(Information begins)

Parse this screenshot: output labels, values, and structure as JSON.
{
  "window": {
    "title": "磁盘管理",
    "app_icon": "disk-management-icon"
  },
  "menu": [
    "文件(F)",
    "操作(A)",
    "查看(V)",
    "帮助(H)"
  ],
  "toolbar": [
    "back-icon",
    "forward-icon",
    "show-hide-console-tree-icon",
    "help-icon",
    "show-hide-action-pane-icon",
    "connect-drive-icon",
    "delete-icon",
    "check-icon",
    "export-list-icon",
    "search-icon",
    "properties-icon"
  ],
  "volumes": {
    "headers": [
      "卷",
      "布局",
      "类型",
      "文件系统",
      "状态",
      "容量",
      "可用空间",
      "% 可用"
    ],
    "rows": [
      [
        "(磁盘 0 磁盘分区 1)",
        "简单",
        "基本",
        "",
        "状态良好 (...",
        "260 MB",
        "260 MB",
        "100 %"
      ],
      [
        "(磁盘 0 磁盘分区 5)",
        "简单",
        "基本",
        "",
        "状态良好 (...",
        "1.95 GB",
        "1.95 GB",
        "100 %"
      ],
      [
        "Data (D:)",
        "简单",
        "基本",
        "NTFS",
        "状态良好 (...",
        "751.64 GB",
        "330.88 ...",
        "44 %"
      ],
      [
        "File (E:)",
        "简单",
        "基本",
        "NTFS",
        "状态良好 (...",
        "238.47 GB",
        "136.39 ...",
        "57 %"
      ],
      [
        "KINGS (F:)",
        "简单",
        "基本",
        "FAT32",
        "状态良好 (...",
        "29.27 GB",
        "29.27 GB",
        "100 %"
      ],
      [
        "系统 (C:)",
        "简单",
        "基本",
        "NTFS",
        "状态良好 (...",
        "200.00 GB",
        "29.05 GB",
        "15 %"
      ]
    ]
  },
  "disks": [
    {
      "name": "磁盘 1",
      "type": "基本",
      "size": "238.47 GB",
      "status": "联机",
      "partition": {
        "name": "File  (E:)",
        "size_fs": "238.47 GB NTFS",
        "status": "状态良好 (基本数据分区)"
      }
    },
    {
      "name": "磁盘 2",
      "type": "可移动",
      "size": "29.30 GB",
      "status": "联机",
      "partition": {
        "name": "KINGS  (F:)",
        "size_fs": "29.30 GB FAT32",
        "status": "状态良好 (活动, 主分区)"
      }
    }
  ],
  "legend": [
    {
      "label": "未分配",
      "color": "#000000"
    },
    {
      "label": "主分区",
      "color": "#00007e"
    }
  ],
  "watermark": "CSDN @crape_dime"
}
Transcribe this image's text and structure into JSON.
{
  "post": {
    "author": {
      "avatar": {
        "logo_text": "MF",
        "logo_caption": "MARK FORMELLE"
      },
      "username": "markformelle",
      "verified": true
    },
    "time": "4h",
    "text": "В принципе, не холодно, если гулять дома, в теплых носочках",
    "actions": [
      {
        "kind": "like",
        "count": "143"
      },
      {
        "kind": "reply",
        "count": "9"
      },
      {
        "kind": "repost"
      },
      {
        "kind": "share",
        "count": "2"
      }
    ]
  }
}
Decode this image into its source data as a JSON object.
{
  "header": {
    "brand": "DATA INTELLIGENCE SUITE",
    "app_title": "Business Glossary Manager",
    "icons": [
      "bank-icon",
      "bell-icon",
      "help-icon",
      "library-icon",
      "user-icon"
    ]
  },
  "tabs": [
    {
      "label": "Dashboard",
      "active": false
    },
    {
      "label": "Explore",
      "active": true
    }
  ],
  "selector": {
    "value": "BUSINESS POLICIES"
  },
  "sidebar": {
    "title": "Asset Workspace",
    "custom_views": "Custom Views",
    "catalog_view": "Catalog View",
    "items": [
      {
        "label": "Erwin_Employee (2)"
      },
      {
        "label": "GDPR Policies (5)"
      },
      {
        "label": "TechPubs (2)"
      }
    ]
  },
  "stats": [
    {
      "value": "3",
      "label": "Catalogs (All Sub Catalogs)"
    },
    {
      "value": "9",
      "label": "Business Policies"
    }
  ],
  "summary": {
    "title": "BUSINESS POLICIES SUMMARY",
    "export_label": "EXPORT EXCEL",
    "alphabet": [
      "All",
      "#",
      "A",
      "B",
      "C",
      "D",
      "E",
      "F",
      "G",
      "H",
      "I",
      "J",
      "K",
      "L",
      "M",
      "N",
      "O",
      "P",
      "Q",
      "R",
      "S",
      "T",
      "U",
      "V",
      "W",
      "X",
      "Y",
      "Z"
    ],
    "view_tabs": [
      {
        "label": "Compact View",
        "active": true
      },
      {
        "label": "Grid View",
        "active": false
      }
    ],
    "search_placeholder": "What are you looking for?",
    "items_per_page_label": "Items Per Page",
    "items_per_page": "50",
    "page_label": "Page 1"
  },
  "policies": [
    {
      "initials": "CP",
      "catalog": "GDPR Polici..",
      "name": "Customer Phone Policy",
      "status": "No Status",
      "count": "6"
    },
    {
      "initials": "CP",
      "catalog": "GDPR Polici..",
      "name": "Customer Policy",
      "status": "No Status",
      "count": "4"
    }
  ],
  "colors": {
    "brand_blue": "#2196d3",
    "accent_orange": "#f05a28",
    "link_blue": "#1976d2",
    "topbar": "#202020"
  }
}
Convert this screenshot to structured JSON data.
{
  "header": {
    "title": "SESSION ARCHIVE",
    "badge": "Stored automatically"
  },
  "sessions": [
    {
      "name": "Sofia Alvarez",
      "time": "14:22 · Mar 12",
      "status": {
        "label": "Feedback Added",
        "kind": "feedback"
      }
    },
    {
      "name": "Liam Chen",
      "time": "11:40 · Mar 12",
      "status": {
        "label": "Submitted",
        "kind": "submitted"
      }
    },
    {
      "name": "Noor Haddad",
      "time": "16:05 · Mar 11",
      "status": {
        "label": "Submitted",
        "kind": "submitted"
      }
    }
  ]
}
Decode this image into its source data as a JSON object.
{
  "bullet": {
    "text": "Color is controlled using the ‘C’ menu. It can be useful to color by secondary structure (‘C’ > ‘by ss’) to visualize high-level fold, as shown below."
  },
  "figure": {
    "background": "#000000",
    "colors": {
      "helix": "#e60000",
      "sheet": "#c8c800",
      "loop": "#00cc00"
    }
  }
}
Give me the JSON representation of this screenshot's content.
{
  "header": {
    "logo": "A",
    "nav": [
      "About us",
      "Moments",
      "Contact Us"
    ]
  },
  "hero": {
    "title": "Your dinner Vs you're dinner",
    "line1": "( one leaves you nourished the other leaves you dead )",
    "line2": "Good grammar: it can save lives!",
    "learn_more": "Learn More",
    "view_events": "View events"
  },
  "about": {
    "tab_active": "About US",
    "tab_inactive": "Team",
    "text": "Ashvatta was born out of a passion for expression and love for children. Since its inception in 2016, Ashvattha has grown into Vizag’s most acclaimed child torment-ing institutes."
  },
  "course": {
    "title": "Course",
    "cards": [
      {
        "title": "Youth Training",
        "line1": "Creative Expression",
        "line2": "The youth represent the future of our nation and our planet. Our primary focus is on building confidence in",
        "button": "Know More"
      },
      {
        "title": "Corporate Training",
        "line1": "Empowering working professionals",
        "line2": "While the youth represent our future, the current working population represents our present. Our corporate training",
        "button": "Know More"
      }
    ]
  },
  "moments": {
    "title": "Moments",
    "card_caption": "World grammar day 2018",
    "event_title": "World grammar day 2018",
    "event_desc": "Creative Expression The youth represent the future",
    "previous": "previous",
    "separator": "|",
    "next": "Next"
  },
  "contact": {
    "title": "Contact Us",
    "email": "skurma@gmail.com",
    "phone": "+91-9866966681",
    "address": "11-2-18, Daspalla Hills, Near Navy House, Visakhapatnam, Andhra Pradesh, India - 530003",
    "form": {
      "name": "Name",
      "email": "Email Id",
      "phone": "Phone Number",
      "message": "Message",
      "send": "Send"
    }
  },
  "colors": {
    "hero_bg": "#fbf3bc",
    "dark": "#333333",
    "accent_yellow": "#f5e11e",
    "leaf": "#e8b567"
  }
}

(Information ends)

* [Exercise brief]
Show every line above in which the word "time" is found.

* [Task response]
    "time": "4h",
      "time": "14:22 · Mar 12",
      "time": "11:40 · Mar 12",
      "time": "16:05 · Mar 11",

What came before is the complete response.